"In this morning's paper," says a note from a female reader, "you have an item about a paving company's 'help wanted' ad. There is humor in it, I suppose, because the qualifications demanded by the employer are so minimal.
"My own story is the opposite, and there is no humor in it for me. I have an excellent education, but there are few job openings in my special field right now, so I have been applying for jobs that require nothing more than average intelligence. I'd rather work at a dull, unattractive job than be unemployed.But nobody will have me.
"'Sorry. You're overqualified for what we have open,' they tell me. I have heard the sentence so often I could scream.
"If the owners of a little mom-and-pop store advertise for a stock boy, I suppose they could justify turning down an applicant with a college degree. The 'overqualified' applicant would probably resign as soon as he could find a better job, so the store would have to start looking for another stock boy.
"However, the firms that have been turning me down (and others like me, I'm sure) have all been large companies. They all need, and employ, people with a variety of talents. It seems to me that it is stupid of them to turn down any person merely because that applicant's skills, education or intelligence are greater than the requirements of the currently advertised job.

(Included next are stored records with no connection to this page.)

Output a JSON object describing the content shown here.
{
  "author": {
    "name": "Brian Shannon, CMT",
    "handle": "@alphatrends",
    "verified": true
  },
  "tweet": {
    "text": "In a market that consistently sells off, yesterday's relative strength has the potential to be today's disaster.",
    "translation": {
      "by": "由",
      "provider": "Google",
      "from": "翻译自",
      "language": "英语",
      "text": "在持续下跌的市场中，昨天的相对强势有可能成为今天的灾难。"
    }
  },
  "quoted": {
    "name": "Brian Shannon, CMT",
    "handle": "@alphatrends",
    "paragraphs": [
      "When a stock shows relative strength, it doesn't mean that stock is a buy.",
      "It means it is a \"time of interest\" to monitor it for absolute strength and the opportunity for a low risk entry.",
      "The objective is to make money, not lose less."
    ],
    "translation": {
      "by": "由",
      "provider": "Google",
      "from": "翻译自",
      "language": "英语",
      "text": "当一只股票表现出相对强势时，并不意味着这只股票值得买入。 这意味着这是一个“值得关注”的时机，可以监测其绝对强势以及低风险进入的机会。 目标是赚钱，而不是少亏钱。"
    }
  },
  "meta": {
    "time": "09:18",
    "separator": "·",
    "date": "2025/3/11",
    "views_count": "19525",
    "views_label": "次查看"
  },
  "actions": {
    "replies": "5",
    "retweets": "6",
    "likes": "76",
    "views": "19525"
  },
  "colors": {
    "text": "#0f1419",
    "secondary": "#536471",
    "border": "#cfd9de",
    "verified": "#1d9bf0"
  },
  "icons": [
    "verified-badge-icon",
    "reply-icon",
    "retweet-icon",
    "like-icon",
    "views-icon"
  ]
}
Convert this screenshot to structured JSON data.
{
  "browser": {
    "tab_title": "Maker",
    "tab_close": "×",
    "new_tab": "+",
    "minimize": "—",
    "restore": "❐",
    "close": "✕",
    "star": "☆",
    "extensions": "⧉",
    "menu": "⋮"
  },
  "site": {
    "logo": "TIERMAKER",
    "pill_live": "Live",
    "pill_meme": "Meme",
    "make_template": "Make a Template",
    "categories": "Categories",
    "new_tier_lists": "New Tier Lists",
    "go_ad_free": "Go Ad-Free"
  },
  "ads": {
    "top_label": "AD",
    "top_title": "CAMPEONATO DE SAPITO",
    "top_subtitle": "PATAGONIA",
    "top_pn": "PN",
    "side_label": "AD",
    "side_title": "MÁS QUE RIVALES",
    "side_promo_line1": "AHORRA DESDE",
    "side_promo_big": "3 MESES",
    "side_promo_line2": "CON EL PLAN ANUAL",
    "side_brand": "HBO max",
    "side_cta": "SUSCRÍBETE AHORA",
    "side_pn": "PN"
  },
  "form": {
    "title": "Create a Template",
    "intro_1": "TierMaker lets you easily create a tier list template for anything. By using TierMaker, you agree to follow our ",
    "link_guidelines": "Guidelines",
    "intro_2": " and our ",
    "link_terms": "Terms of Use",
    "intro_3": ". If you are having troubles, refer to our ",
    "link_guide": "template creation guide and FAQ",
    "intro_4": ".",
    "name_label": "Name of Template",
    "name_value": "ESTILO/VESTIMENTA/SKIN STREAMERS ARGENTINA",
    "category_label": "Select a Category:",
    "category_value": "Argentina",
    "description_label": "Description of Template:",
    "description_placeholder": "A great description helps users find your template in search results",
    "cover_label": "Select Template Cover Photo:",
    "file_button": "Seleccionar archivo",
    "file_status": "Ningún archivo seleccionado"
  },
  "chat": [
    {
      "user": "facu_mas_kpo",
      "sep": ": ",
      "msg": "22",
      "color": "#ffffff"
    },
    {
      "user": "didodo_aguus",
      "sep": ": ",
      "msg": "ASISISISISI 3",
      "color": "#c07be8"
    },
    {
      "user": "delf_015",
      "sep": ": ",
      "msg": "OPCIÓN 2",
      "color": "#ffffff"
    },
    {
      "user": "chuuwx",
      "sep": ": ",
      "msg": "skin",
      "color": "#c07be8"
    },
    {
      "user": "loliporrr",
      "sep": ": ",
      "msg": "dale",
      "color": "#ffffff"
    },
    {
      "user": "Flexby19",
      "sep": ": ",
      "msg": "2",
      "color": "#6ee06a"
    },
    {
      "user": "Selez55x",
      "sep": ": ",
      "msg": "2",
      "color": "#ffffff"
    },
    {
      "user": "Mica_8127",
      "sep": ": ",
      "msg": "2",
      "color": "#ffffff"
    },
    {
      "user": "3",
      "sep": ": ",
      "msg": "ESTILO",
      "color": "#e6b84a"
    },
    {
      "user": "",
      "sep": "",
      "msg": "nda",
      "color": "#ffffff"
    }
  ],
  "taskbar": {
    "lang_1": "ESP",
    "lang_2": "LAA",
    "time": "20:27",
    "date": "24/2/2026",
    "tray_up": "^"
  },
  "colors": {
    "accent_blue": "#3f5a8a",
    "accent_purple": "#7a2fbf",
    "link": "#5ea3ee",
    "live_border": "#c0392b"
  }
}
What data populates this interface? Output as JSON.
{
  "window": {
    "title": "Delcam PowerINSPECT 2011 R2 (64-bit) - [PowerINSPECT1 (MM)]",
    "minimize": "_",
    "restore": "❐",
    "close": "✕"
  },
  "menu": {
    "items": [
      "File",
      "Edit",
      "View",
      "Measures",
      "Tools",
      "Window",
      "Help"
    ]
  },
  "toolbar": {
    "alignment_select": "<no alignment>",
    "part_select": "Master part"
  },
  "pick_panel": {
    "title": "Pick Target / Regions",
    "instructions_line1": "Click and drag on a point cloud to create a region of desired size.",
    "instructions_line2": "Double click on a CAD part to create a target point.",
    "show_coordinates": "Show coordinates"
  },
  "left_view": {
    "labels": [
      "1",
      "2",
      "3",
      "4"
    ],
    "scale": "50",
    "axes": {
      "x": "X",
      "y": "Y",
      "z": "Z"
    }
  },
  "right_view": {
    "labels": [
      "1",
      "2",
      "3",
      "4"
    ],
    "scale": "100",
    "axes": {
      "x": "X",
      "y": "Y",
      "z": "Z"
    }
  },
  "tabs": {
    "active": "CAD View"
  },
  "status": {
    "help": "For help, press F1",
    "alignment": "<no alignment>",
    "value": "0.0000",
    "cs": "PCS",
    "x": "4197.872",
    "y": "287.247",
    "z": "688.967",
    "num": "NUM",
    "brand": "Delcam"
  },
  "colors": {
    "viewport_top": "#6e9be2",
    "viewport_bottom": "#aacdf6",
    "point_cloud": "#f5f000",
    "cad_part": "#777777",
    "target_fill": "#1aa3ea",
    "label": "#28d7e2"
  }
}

They ought to be delighted at the opportunity to get a well qualified person into their organization, in any capacity. Instead they shun the well qualified applicant.
"As one who is seeking employment, possibly I am prejudiced in my view. But I think if I were sitting on the other side of the desk, if I were an owner or a manager and I were interviewing an overqualified applicant, I would say: 'If you want the job, it's yours. However, I want you to know that there are better jobs to be had in this organization, and you seem to me to be the kind of person who could fill some of them. Show us what you can do in this low-level job, and we'll keep our eye on you to see if you can help us at a higher level.' Mr. Gold, wouldn't it seem to you that this would be a more intelligent approach than turning down applicants who have the ability to do better than routine work?"
Yes, I think you have stated the case very well. Many a company is now headed by somebody who began at the very bottom and was - obviously - overqualified to remain at the bottom. One of these days, your luck will turn. When it does, I hope the job you get will be with a firm that is intelligent enough to appreciate intelligence - and find room for it.